Floods have killed more than two dozen people in Vietnam. About 80,000 people have been displaced during the floods, caused by heavy rain from a new tropical depression in the South China Sea.

On Sunday, television footage showed inundated houses and streets in the town of Hoi An and the former Imperial City of Hue, both among Vietnam's many UNESCO World Heritage sites, where authorities have evacuated hundreds of tourists. At least 28 people have died over several days of flooding, the most destructive since 1999.

"More than 100,000 houses have been flooded and transport by road, air and rail has been severely affected across the region," said Nguyen Quang Trung, an official in the coastal city of Danang who added that the floods have hit several central provinces.
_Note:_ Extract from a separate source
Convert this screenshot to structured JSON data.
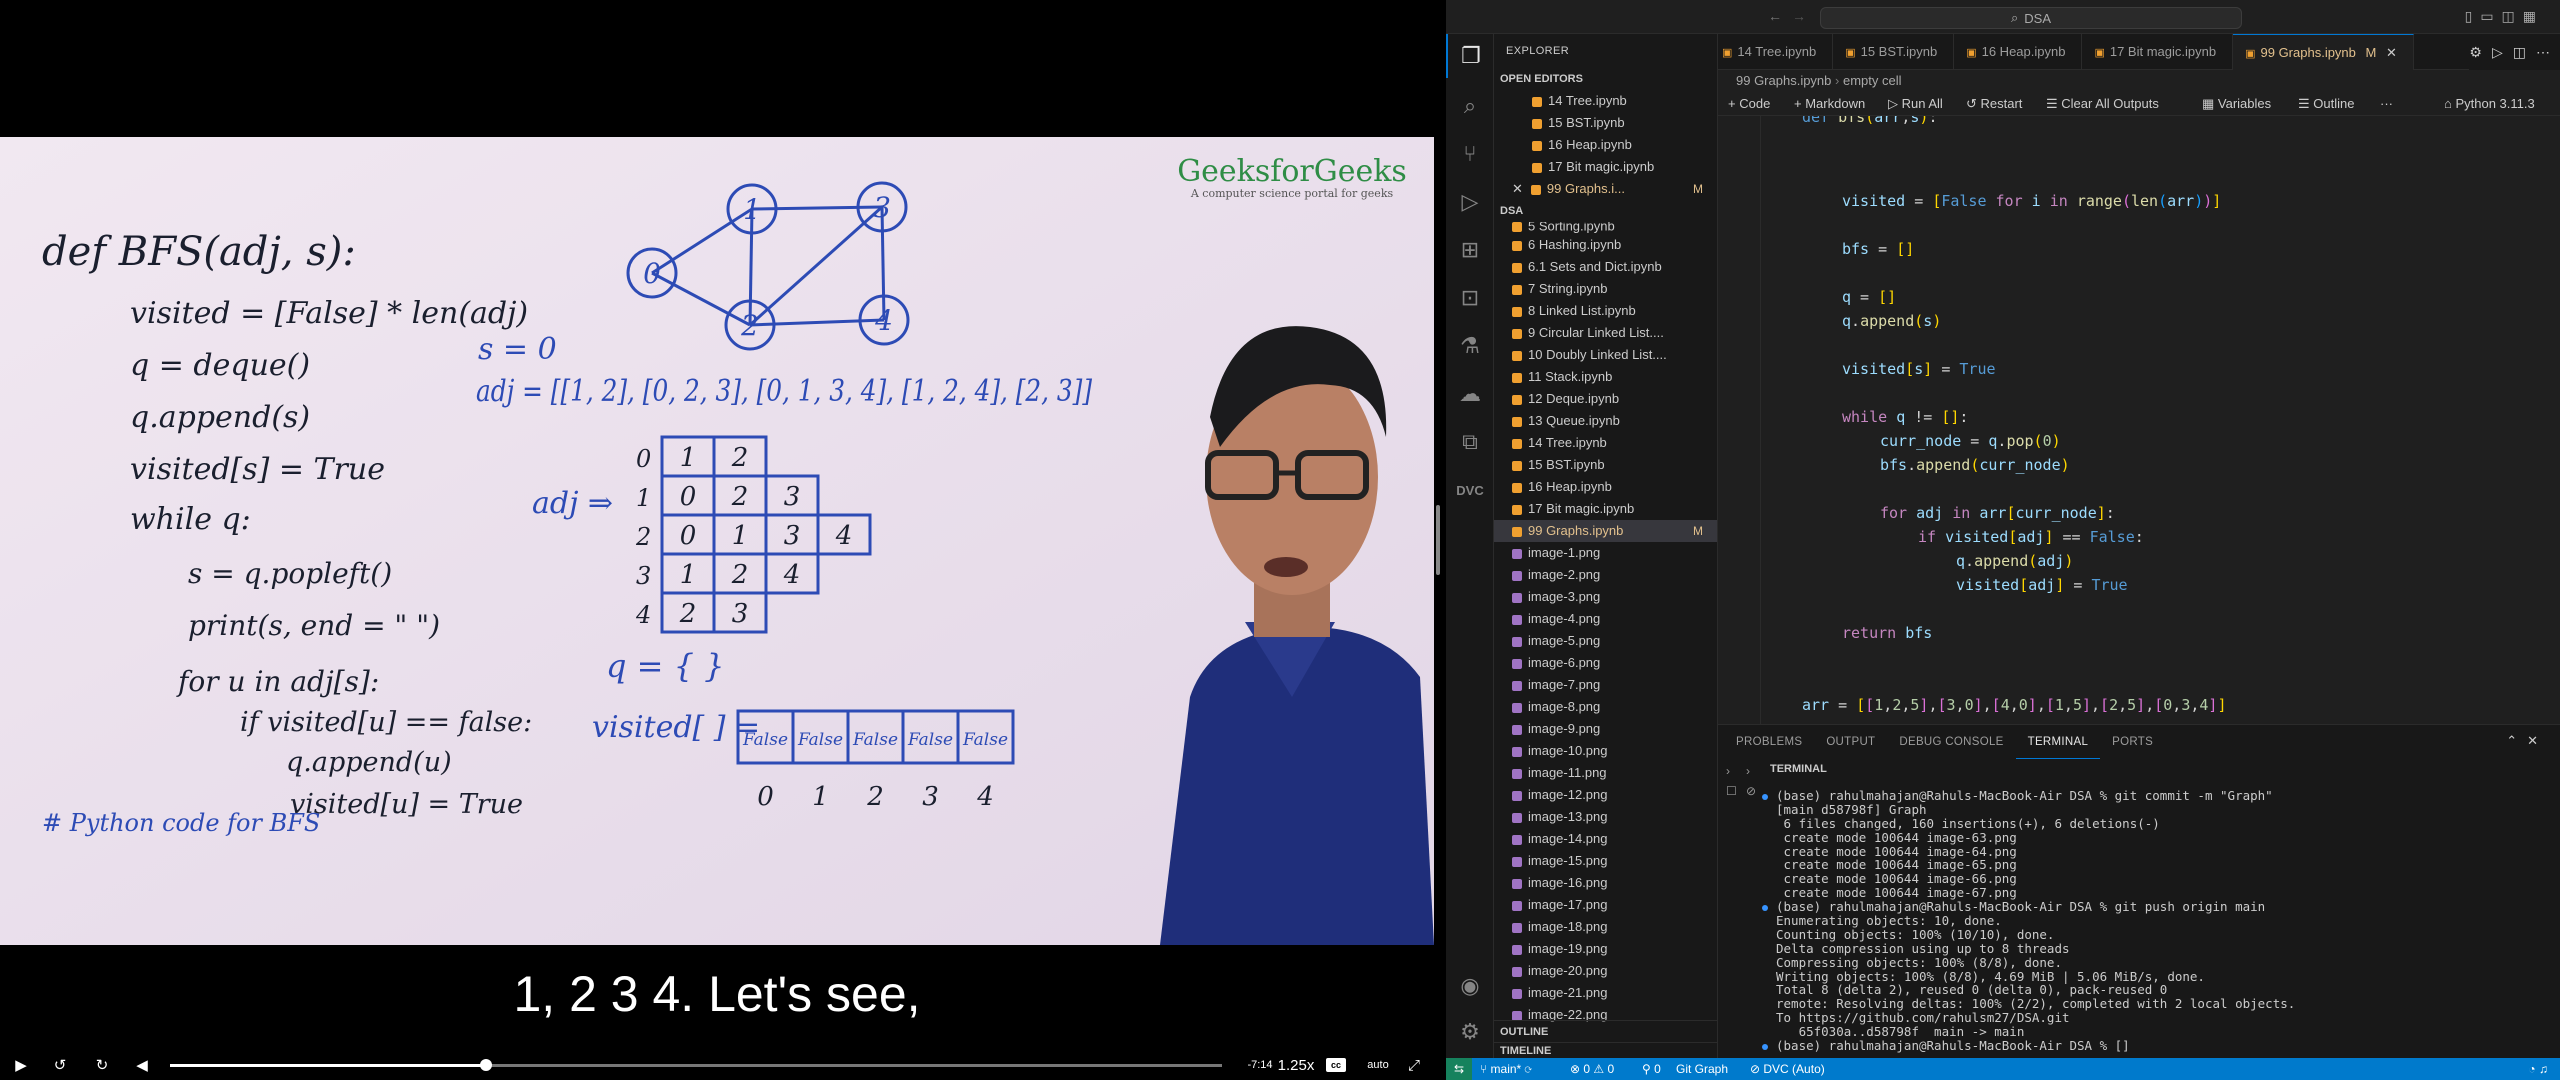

Nguyen said that "rain continued to fall on Sunday morning in the coastal provinces of Quang Ngai and Binh Dinh - where at least 20 people were killed," and estimated the initial property damage at about $65 million (48 million euros).

Officials evacuated hundreds of thousands of people over a week ago before the arrival of Typhoon Haiyan, which killed an estimated 4,000 people in the Philippines before crossing the South China Sea. However, the typhoon weakened before reaching Vietnam's coast, sparing the country the damage it did to the Philippines.

The current storm, caused by a tropical depression, still managed to catch the country off-guard.

"I have never seen such a large-scale flood in Binh Dinh province in the past 30 years" Phan Xuan Hai, director of the regional Committee for Storm and Flood Control, told the news agency dpa on Friday.

mkg/hc (Reuters, AFP, dpa, AP)